**EXERCISE:** Copy all lines of the listing that include the string "étiquette".

**DATASET EXCERPTS:**
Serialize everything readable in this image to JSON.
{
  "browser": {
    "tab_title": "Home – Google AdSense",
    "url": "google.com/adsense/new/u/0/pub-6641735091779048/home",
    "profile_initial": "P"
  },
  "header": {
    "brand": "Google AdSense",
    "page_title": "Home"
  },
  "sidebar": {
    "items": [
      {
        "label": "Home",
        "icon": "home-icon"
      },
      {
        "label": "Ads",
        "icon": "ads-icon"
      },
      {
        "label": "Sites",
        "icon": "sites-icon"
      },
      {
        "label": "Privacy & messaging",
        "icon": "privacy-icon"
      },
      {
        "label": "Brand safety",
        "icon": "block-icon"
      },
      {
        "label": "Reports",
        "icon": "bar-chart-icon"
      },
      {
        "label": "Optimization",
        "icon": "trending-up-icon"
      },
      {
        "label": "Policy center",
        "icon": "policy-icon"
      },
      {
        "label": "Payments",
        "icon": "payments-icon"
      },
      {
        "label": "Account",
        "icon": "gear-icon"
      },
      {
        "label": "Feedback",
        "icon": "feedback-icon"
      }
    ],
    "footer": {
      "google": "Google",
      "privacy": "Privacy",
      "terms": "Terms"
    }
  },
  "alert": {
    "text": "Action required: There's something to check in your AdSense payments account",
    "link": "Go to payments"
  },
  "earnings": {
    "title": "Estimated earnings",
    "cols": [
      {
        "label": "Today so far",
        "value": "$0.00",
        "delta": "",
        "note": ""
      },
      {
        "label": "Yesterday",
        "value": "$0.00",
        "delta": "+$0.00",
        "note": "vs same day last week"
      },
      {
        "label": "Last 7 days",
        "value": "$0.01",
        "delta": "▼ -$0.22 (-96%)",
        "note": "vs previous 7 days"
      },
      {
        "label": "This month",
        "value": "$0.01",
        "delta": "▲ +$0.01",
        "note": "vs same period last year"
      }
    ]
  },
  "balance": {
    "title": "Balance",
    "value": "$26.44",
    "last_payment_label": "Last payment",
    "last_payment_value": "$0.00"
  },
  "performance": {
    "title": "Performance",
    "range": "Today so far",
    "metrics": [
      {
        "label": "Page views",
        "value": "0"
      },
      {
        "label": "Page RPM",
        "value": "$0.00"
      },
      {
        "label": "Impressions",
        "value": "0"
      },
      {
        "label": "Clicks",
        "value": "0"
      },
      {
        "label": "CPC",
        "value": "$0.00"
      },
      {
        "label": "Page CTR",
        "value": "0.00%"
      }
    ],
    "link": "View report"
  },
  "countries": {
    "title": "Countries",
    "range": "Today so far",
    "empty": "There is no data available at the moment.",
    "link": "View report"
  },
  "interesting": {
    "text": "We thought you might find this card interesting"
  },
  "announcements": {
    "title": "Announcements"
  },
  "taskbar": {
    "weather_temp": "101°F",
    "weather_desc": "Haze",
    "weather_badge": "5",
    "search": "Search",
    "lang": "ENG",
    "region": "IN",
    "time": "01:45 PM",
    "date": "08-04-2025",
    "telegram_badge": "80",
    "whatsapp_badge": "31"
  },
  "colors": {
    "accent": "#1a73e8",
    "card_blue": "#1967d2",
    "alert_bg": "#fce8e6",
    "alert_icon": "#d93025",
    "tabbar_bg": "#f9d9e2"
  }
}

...

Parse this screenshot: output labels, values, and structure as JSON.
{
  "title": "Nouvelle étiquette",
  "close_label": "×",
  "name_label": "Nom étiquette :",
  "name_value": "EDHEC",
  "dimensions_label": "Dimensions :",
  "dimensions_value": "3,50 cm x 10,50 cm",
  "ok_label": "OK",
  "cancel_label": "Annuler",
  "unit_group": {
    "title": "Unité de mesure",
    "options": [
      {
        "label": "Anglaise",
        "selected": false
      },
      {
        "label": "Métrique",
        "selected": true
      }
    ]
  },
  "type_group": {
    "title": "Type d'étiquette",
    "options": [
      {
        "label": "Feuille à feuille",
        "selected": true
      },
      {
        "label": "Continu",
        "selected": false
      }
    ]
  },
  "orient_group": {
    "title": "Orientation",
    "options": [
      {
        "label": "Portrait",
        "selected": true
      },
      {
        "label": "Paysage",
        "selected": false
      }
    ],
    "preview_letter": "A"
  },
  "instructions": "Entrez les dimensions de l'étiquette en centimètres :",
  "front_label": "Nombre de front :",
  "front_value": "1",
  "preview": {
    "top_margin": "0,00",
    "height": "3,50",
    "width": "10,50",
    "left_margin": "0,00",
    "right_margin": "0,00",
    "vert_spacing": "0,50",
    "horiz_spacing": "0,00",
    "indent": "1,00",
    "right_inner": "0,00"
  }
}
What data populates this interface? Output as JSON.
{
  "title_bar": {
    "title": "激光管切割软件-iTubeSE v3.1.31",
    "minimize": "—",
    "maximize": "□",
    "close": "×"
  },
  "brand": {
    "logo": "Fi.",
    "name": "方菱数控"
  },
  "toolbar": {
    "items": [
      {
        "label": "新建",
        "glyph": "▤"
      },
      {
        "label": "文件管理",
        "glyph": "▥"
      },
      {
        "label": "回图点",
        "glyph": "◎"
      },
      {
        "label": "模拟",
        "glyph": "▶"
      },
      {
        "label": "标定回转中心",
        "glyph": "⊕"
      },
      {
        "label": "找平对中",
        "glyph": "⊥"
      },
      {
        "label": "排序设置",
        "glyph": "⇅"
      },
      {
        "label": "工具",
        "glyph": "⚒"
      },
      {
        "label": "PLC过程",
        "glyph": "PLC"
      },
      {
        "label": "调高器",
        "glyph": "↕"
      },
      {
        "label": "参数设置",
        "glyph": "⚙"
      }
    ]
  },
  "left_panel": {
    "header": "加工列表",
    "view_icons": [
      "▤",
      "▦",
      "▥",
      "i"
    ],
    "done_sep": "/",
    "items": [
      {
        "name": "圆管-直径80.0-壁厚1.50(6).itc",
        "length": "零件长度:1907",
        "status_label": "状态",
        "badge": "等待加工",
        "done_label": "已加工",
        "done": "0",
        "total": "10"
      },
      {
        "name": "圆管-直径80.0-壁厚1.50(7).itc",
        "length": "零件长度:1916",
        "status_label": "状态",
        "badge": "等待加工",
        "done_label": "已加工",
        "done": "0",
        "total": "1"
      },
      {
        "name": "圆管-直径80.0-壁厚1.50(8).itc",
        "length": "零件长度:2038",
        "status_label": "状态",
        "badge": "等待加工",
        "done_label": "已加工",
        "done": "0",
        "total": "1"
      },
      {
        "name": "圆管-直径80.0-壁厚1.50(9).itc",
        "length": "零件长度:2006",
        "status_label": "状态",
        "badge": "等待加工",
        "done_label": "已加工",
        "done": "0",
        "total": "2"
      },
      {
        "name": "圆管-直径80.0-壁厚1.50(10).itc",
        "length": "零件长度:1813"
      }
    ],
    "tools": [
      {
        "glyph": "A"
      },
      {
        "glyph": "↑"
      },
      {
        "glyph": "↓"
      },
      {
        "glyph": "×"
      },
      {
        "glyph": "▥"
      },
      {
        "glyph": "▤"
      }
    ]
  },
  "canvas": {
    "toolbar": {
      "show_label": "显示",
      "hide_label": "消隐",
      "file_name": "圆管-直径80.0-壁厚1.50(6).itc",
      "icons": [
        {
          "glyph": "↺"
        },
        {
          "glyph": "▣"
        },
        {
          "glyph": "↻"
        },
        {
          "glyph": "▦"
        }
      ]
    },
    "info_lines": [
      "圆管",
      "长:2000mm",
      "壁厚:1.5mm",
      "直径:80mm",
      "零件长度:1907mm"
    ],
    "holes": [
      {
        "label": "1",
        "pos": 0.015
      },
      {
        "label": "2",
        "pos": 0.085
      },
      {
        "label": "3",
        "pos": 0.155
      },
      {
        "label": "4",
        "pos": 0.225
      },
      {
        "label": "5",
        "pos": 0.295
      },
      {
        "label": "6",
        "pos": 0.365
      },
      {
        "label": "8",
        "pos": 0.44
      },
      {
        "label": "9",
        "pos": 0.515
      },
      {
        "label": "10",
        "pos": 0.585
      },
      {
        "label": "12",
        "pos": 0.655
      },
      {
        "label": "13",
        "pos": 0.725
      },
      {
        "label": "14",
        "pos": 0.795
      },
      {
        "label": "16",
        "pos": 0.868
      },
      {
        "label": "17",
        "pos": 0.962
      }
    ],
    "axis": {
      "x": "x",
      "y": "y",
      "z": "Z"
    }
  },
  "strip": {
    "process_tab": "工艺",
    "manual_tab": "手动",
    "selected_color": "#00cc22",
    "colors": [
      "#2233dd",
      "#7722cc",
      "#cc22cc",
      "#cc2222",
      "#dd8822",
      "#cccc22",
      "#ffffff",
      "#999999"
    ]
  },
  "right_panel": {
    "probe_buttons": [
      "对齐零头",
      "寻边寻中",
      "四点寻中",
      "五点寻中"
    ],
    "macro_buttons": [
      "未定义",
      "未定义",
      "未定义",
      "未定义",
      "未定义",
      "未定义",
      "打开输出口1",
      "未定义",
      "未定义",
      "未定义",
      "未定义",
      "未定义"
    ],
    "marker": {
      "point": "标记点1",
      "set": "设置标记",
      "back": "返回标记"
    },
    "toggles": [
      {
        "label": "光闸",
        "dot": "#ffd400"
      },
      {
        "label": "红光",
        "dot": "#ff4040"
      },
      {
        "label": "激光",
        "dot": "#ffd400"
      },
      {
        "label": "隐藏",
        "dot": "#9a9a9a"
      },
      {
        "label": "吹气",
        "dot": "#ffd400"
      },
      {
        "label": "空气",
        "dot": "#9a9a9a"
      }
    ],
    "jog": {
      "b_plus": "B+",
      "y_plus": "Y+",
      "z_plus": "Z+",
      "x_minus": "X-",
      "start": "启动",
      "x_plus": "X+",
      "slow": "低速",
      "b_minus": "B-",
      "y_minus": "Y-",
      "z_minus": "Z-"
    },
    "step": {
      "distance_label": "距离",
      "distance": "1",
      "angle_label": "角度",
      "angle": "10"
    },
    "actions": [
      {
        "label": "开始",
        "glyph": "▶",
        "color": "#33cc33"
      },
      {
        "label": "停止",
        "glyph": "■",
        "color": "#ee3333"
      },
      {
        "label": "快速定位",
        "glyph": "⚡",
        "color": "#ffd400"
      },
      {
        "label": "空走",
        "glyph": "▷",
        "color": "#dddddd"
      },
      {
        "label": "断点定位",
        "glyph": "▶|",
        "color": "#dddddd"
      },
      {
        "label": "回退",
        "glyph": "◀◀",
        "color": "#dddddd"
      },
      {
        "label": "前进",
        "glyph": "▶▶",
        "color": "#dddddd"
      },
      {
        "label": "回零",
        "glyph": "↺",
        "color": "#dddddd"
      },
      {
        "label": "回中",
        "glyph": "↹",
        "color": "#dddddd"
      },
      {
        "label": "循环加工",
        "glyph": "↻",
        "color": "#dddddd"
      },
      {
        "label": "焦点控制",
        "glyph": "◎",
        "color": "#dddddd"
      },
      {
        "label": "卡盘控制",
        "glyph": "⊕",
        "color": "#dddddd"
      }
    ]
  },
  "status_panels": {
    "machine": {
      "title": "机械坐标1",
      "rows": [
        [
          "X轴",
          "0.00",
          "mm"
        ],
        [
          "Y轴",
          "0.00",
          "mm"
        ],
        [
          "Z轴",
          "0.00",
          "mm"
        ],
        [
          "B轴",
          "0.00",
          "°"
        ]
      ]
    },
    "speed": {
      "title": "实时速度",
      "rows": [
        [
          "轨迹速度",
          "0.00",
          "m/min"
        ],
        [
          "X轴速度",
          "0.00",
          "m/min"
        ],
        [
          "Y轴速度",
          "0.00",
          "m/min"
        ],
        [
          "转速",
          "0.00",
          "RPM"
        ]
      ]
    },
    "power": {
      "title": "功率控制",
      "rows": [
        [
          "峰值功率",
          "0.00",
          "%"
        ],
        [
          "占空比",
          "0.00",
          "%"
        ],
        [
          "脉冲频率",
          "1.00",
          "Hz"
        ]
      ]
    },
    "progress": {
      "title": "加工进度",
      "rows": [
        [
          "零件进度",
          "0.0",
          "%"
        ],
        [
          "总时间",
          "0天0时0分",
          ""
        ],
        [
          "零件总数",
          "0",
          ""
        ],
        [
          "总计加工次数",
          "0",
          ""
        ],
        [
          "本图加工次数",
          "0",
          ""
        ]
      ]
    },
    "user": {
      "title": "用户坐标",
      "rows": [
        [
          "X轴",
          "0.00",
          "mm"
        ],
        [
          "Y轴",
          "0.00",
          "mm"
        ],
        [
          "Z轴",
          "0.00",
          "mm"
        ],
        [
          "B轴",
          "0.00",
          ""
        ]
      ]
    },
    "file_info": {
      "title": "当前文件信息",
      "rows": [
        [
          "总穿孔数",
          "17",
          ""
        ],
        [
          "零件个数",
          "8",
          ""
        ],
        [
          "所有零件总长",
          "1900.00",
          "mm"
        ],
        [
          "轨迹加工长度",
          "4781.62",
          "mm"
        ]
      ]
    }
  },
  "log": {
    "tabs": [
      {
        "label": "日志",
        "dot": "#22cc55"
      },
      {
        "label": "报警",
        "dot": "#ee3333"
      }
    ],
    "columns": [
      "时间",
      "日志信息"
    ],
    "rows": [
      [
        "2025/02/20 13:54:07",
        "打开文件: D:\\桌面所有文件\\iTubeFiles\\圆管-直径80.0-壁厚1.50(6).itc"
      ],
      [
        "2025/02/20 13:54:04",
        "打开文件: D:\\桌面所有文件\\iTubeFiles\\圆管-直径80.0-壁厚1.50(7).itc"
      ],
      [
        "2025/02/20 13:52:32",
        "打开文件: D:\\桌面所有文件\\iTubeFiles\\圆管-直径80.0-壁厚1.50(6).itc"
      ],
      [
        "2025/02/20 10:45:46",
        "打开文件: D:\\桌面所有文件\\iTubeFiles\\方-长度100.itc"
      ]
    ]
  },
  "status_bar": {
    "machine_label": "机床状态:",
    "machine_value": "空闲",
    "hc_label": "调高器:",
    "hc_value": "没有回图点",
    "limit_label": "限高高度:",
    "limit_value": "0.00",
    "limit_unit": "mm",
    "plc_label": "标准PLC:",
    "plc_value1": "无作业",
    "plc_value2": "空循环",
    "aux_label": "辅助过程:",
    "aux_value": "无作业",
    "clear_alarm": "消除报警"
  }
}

**FINISHED EXERCISE:**
  "title": "Nouvelle étiquette",
  "name_label": "Nom étiquette :",
    "title": "Type d'étiquette",
  "instructions": "Entrez les dimensions de l'étiquette en centimètres :",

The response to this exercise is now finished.